You may have recently learned that Scottish Gaelic-medium education is now the “default” option in Scotland’s Western Isles, the contemporary heartland of the language. What may surprise many outside Scotland is that this wasn’t already the case — after all 52% of people in the Western Isles or Outer Hebrides aged three years or older are Gaelic speakers, according to the 2011 UK Census.

But Gaelic-medium education has been an option in na h-Eileanan Siar only since 1987, and English-medium has been the default. The decision by Comhairle nan Eilean Siar (the Western Isles Council) to make Gaelic-medium the default choice, while allowing parents to opt for English-medium instruction, is an important step for a community fighting to keep its language alive.

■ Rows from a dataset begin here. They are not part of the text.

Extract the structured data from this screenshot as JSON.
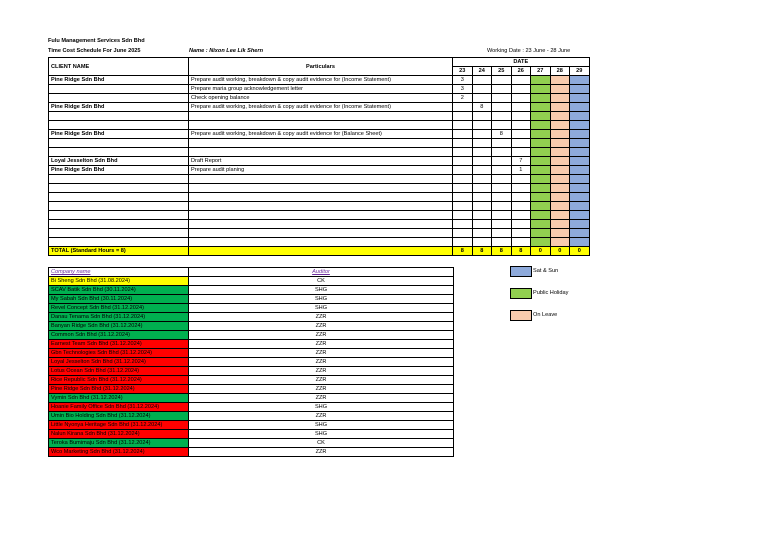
{
  "header": {
    "company": "Fulu Management Services Sdn Bhd",
    "schedule": "Time Cost Schedule For June 2025",
    "name": "Name : Nixon Lee Lik Shern",
    "working_date": "Working Date :  23 June - 28 June"
  },
  "table": {
    "col_client": "CLIENT NAME",
    "col_particulars": "Particulars",
    "col_date": "DATE",
    "days": [
      "23",
      "24",
      "25",
      "26",
      "27",
      "28",
      "29"
    ],
    "day_colors": [
      "",
      "",
      "",
      "",
      "#92d050",
      "#f8cbad",
      "#8eaadb"
    ],
    "rows": [
      {
        "client": "Pine Ridge Sdn Bhd",
        "particulars": "Prepare audit working, breakdown & copy audit evidence for  (Income Statement)",
        "hours": [
          "3",
          "",
          "",
          "",
          "",
          "",
          ""
        ]
      },
      {
        "client": "",
        "particulars": "Prepare maria group acknowledgement letter",
        "hours": [
          "3",
          "",
          "",
          "",
          "",
          "",
          ""
        ]
      },
      {
        "client": "",
        "particulars": "Check opening balance",
        "hours": [
          "2",
          "",
          "",
          "",
          "",
          "",
          ""
        ]
      },
      {
        "client": "Pine Ridge Sdn Bhd",
        "particulars": "Prepare audit working, breakdown & copy audit evidence for  (Income Statement)",
        "hours": [
          "",
          "8",
          "",
          "",
          "",
          "",
          ""
        ]
      },
      {
        "client": "",
        "particulars": "",
        "hours": [
          "",
          "",
          "",
          "",
          "",
          "",
          ""
        ]
      },
      {
        "client": "",
        "particulars": "",
        "hours": [
          "",
          "",
          "",
          "",
          "",
          "",
          ""
        ]
      },
      {
        "client": "Pine Ridge Sdn Bhd",
        "particulars": "Prepare audit working, breakdown & copy audit evidence for  (Balance Sheet)",
        "hours": [
          "",
          "",
          "8",
          "",
          "",
          "",
          ""
        ]
      },
      {
        "client": "",
        "particulars": "",
        "hours": [
          "",
          "",
          "",
          "",
          "",
          "",
          ""
        ]
      },
      {
        "client": "",
        "particulars": "",
        "hours": [
          "",
          "",
          "",
          "",
          "",
          "",
          ""
        ]
      },
      {
        "client": "Loyal Jesselton Sdn Bhd",
        "particulars": "Draft Report",
        "hours": [
          "",
          "",
          "",
          "7",
          "",
          "",
          ""
        ]
      },
      {
        "client": "Pine Ridge Sdn Bhd",
        "particulars": "Prepare audit planing",
        "hours": [
          "",
          "",
          "",
          "1",
          "",
          "",
          ""
        ]
      },
      {
        "client": "",
        "particulars": "",
        "hours": [
          "",
          "",
          "",
          "",
          "",
          "",
          ""
        ]
      },
      {
        "client": "",
        "particulars": "",
        "hours": [
          "",
          "",
          "",
          "",
          "",
          "",
          ""
        ]
      },
      {
        "client": "",
        "particulars": "",
        "hours": [
          "",
          "",
          "",
          "",
          "",
          "",
          ""
        ]
      },
      {
        "client": "",
        "particulars": "",
        "hours": [
          "",
          "",
          "",
          "",
          "",
          "",
          ""
        ]
      },
      {
        "client": "",
        "particulars": "",
        "hours": [
          "",
          "",
          "",
          "",
          "",
          "",
          ""
        ]
      },
      {
        "client": "",
        "particulars": "",
        "hours": [
          "",
          "",
          "",
          "",
          "",
          "",
          ""
        ]
      },
      {
        "client": "",
        "particulars": "",
        "hours": [
          "",
          "",
          "",
          "",
          "",
          "",
          ""
        ]
      },
      {
        "client": "",
        "particulars": "",
        "hours": [
          "",
          "",
          "",
          "",
          "",
          "",
          ""
        ]
      }
    ],
    "total_label": "TOTAL (Standard Hours = 8)",
    "totals": [
      "8",
      "8",
      "8",
      "8",
      "0",
      "0",
      "0"
    ]
  },
  "companies": {
    "col_company": "Company name",
    "col_auditor": "Auditor",
    "status_colors": {
      "yellow": "#ffff00",
      "green": "#00b050",
      "red": "#ff0000"
    },
    "rows": [
      {
        "name": "Bi Sheng Sdn Bhd (31.08.2024)",
        "auditor": "CK",
        "status": "yellow"
      },
      {
        "name": "SCAV Batik Sdn Bhd (30.11.2024)",
        "auditor": "SHG",
        "status": "green"
      },
      {
        "name": "My Sabah Sdn Bhd (30.11.2024)",
        "auditor": "SHG",
        "status": "green"
      },
      {
        "name": "Revel Concept Sdn Bhd (31.12.2024)",
        "auditor": "SHG",
        "status": "green"
      },
      {
        "name": "Danau Tenama Sdn Bhd (31.12.2024)",
        "auditor": "ZZR",
        "status": "green"
      },
      {
        "name": "Banyan Ridge Sdn Bhd (31.12.2024)",
        "auditor": "ZZR",
        "status": "green"
      },
      {
        "name": "Common Sdn Bhd (31.12.2024)",
        "auditor": "ZZR",
        "status": "green"
      },
      {
        "name": "Earnest Team Sdn Bhd (31.12.2024)",
        "auditor": "ZZR",
        "status": "red"
      },
      {
        "name": "Gbn Technologies Sdn Bhd (31.12.2024)",
        "auditor": "ZZR",
        "status": "red"
      },
      {
        "name": "Loyal Jesselton Sdn Bhd (31.12.2024)",
        "auditor": "ZZR",
        "status": "red"
      },
      {
        "name": "Lotus Ocean Sdn Bhd (31.12.2024)",
        "auditor": "ZZR",
        "status": "red"
      },
      {
        "name": "Rice Republic Sdn Bhd (31.12.2024)",
        "auditor": "ZZR",
        "status": "red"
      },
      {
        "name": "Pine Ridge Sdn Bhd (31.12.2024)",
        "auditor": "ZZR",
        "status": "red"
      },
      {
        "name": "Vymin Sdn Bhd (31.12.2024)",
        "auditor": "ZZR",
        "status": "green"
      },
      {
        "name": "Hoanie Family Office Sdn Bhd (31.12.2024)",
        "auditor": "SHG",
        "status": "red"
      },
      {
        "name": "Umin Bio Holding Sdn Bhd (31.12.2024)",
        "auditor": "ZZR",
        "status": "green"
      },
      {
        "name": "Little Nyonya Heritage Sdn Bhd (31.12.2024)",
        "auditor": "SHG",
        "status": "red"
      },
      {
        "name": "Nalun Kirana Sdn Bhd (31.12.2024)",
        "auditor": "SHG",
        "status": "red"
      },
      {
        "name": "Teroka Bumimaju Sdn Bhd (31.12.2024)",
        "auditor": "CK",
        "status": "green"
      },
      {
        "name": "Wco Marketing Sdn Bhd (31.12.2024)",
        "auditor": "ZZR",
        "status": "red"
      }
    ]
  },
  "legend": [
    {
      "label": "Sat & Sun",
      "color": "#8eaadb"
    },
    {
      "label": "Public Holiday",
      "color": "#92d050"
    },
    {
      "label": "On Leave",
      "color": "#f8cbad"
    }
  ]
}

But it’s only one step. Gaelic-medium education has grown rapidly in recent decades, and that’s given the language and its speakers a big boost in terms of confidence and visibility. The overall number of students enrolled in Gaelic-medium units is still small, however, and the challenges facing Gaelic speakers include a lack of economic opportunities for young people in traditional Gaelic communities.

How many students are in Gaelic-medium education? In 2018, the last year for which data are available, there were 4,343 students receiving Gaelic-medium education throughout Scotland, according to the Scottish Government’s pupil census. That’s out of a total of 693,251 pupils at primary, secondary, and special schools in Scotland. There were another 6,555 students in Gaelic classes, learning Gaelic as a second language.

In the Western Isles, 1,050 out of 3,326 students were in Gaelic-medium units, including 731 primary-school students and 319 secondary school students. That’s just about a third of the total. However, another 2,060 students — 62 percent of the total — were reported to be enrolled in “Gaelic learner classes,” with only 216 secondary school pupils reported in programs with “no Gaelic.”

There’s another key number in the 2018 Scottish Pupil Census, however: The number of students with a language other than English as their main home language. In that census, only 520 students claimed Scottish Gaelic as their main home language — not just in the Western Isles but in Scotland. For those who believe language transmission starts at home, not in school, that’s a bad number.

The Western Isles policy to make Gaelic the default language of primary and secondary education is the right step and corrects more than a century of neglect of Gaelic in the schools at best and outright persecution at worst. But much more attention must be paid to the use of Gaelic in the home, and to the creation of economic opportunities in Gaelic-speaking communities.